General characteristics of the method
The breaststroke crawl is of applied importance. Well trained lifeguards use a slightly modified version of the crawl with head held high (for better orientation in the water) when swimming to the victims. The application value of the crawl method increases during swimming and diving when the swimmer wears flippers on his or her feet. For example, the basis of the scuba diver’s underwater movement is the crawl leg movement.
When swimming the crawl on the chest, the swimmer lies on the surface of the water in a horizontal position (face down in the water) and performs alternate paddles with his hands. While one arm, slightly bent at the elbow, paddles from front to back in the water, the other arm (also slightly bent at the elbow, but relaxed) moves forward over the water. To inhale, the swimmer turns his head to the side. After inhaling, the head turns face down again; the swimmer exhales into the water.

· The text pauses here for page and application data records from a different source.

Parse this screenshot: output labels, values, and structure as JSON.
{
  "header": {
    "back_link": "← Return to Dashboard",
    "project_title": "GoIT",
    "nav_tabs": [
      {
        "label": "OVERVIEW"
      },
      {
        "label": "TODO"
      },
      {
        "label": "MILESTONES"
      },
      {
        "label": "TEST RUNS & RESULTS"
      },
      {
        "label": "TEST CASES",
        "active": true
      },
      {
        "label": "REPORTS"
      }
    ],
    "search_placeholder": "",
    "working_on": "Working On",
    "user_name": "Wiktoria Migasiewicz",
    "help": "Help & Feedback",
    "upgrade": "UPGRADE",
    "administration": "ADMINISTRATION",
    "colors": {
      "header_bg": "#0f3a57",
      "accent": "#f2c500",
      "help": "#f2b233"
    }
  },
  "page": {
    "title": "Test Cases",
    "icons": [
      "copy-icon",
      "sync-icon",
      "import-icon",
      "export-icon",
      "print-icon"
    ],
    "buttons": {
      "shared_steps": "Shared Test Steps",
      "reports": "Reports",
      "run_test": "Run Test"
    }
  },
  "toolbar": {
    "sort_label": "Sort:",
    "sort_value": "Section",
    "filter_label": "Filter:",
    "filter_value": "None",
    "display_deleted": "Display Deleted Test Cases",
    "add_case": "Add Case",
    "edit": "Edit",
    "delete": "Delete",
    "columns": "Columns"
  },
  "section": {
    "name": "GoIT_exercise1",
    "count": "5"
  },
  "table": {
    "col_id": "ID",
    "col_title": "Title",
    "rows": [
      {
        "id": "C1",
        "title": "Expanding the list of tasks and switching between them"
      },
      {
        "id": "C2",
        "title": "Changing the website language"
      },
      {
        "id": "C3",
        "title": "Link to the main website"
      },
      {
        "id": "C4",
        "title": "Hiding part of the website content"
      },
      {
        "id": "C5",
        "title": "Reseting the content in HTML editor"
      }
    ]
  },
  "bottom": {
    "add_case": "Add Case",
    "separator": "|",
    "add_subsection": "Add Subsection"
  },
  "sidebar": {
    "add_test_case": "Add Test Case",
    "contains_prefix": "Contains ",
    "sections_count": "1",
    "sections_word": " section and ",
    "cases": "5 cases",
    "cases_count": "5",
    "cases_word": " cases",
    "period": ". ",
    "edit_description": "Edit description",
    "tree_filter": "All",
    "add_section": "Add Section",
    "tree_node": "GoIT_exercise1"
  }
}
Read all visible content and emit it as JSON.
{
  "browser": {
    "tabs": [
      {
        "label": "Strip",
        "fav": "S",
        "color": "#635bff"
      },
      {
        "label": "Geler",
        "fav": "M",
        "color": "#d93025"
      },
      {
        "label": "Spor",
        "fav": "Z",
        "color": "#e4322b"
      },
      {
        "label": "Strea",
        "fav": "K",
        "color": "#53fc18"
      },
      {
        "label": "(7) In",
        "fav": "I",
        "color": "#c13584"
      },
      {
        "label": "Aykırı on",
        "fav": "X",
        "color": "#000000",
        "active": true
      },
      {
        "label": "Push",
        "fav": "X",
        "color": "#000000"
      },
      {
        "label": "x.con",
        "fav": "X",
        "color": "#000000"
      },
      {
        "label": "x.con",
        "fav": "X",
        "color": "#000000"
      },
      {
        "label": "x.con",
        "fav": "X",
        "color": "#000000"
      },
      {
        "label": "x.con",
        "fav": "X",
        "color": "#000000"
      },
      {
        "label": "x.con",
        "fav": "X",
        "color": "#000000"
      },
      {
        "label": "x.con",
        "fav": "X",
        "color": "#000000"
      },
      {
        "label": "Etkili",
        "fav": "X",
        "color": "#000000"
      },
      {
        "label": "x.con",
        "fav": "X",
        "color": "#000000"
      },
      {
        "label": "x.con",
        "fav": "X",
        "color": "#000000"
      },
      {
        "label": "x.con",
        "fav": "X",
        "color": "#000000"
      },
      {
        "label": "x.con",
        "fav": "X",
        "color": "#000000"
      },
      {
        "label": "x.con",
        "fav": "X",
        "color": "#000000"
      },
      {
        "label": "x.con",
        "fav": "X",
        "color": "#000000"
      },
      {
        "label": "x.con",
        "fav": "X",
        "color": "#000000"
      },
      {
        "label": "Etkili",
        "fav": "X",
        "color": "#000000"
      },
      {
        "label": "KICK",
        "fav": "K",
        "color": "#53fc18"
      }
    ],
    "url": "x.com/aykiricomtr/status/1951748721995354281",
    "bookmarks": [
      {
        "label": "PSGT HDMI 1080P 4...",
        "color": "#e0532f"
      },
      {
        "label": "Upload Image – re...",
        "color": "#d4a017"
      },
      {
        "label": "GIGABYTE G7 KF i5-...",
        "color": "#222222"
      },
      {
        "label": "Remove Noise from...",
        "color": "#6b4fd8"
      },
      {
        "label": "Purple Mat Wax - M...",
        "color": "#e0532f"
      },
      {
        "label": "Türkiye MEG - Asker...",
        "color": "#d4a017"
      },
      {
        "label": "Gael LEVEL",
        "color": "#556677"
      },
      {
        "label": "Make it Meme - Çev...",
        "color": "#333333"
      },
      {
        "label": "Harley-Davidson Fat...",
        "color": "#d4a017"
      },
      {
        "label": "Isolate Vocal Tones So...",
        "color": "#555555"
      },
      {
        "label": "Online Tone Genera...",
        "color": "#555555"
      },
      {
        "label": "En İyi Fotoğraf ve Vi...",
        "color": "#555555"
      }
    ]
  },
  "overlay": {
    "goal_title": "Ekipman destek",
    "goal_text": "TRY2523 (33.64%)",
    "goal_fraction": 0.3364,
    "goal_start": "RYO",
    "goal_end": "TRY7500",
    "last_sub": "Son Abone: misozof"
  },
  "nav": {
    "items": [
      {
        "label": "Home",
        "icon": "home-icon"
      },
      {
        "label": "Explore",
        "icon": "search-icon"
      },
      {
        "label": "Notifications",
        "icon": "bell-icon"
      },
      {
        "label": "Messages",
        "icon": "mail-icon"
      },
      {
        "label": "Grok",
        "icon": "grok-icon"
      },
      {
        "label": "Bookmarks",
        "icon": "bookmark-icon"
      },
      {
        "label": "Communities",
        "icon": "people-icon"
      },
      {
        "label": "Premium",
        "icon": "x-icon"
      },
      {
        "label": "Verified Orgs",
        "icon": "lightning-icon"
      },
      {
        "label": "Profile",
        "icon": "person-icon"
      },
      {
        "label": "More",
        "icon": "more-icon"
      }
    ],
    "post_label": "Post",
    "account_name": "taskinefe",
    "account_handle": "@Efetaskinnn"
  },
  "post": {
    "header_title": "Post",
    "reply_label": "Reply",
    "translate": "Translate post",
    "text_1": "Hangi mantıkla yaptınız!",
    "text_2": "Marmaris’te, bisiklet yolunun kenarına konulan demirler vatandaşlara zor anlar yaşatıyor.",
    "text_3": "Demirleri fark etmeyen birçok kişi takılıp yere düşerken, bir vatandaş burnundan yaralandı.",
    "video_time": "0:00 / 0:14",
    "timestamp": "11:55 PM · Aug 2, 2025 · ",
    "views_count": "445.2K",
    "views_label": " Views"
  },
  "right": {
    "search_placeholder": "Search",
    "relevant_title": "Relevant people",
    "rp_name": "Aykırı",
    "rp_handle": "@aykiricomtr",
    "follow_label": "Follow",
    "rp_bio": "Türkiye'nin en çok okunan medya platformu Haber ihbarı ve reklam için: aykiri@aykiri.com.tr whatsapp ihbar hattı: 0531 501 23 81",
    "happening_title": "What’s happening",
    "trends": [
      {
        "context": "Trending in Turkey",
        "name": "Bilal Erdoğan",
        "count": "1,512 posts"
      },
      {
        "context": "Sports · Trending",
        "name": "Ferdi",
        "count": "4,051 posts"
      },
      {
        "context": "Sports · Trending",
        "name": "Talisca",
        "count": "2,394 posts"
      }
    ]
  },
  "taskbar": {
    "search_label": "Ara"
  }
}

The arm paddles are combined with continuous alternating up and down movements of the nearly straight legs at the surface of the water. During one complete stroke (left stroke and right stroke) the swimmer makes several leg movements (kicks). According to the number of these strokes there are two, four and six strokes crawl variants. All options are rational, the choice depends on the objectives of training, the individuality of the swimmer, swimming conditions. Most methods of initial training is based on mastering the six-stroke crawl.
Body position and leg movements
The body of the swimmer in water is elongated, almost horizontal and well streamlined. The head is on the longitudinal axis of the body, the face is lowered into the water (except when breathing in); the hips are at the water surface; the abdominal and lumbar muscles are optimally tensed. Continuous alternating crawl leg movements help the swimmer give the body a horizontal and streamlined position, pushing it forward.
The legs perform counter-movements up and down with a small sweep, bending minimally at the knees; the shins and feet are relaxed; the feet are turned slightly inward with the toes and continuously foaming the water behind the swimmer. The legs perform movements from the hip. Following the thigh, the shin and foot are involved in the movement. The downward movement of the foot is a splashing motion and is the main working phase.